== TASK TO COMPLETE ==
Could you work out how many lines of the material below hold "heading"? Only the number is needed.

== RAW DATA ==
━━━━━━
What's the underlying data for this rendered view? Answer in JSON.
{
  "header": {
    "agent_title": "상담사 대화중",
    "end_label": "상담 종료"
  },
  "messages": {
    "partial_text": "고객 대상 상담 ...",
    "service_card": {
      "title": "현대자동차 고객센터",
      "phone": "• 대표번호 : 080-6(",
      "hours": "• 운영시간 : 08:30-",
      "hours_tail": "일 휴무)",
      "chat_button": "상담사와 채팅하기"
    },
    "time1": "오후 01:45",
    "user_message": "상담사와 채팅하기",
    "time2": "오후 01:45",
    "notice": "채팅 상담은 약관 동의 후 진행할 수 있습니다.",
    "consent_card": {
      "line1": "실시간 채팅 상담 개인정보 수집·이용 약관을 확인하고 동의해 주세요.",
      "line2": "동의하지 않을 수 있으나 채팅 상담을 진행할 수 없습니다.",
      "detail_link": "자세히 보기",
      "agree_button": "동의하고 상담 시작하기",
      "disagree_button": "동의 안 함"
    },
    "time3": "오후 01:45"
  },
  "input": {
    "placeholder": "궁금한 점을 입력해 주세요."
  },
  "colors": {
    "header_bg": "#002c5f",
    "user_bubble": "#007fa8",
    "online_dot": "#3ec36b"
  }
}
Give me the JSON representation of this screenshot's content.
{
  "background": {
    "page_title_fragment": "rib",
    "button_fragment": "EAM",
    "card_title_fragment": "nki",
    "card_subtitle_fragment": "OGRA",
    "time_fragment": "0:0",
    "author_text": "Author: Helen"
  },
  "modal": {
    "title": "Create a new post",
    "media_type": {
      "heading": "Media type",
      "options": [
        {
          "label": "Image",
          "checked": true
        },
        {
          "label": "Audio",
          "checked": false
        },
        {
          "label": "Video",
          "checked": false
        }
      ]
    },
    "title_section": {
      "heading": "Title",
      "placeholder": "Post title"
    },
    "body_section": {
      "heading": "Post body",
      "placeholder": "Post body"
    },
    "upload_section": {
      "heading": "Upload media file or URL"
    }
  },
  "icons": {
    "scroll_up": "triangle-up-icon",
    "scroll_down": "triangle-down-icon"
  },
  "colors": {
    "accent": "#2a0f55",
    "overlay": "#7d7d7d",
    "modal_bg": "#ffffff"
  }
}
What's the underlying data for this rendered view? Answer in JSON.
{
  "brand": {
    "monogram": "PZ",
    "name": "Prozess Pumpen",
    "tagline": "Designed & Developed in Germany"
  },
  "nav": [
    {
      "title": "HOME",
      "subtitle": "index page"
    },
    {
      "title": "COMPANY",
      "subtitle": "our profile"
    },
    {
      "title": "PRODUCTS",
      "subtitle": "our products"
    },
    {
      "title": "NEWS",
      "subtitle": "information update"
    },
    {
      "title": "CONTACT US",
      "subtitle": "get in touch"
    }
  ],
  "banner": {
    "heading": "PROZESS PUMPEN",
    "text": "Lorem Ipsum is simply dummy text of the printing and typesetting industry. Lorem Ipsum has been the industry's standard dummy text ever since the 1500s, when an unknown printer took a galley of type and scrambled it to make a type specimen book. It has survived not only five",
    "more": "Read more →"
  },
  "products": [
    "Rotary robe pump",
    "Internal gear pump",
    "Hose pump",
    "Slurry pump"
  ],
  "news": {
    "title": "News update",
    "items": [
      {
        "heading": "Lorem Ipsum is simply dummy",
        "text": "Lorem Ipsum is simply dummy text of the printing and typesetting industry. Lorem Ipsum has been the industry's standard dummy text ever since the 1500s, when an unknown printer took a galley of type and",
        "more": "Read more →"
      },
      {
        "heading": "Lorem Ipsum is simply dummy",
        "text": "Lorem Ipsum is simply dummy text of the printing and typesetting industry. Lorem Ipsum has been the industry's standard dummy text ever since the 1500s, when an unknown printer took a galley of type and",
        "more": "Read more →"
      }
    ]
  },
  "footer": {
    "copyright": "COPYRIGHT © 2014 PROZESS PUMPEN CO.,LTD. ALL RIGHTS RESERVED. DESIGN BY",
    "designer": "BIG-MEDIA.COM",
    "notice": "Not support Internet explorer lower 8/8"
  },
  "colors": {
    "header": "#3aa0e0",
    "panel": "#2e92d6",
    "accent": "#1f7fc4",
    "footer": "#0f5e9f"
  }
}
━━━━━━
== EXPECTED ANSWER ==
7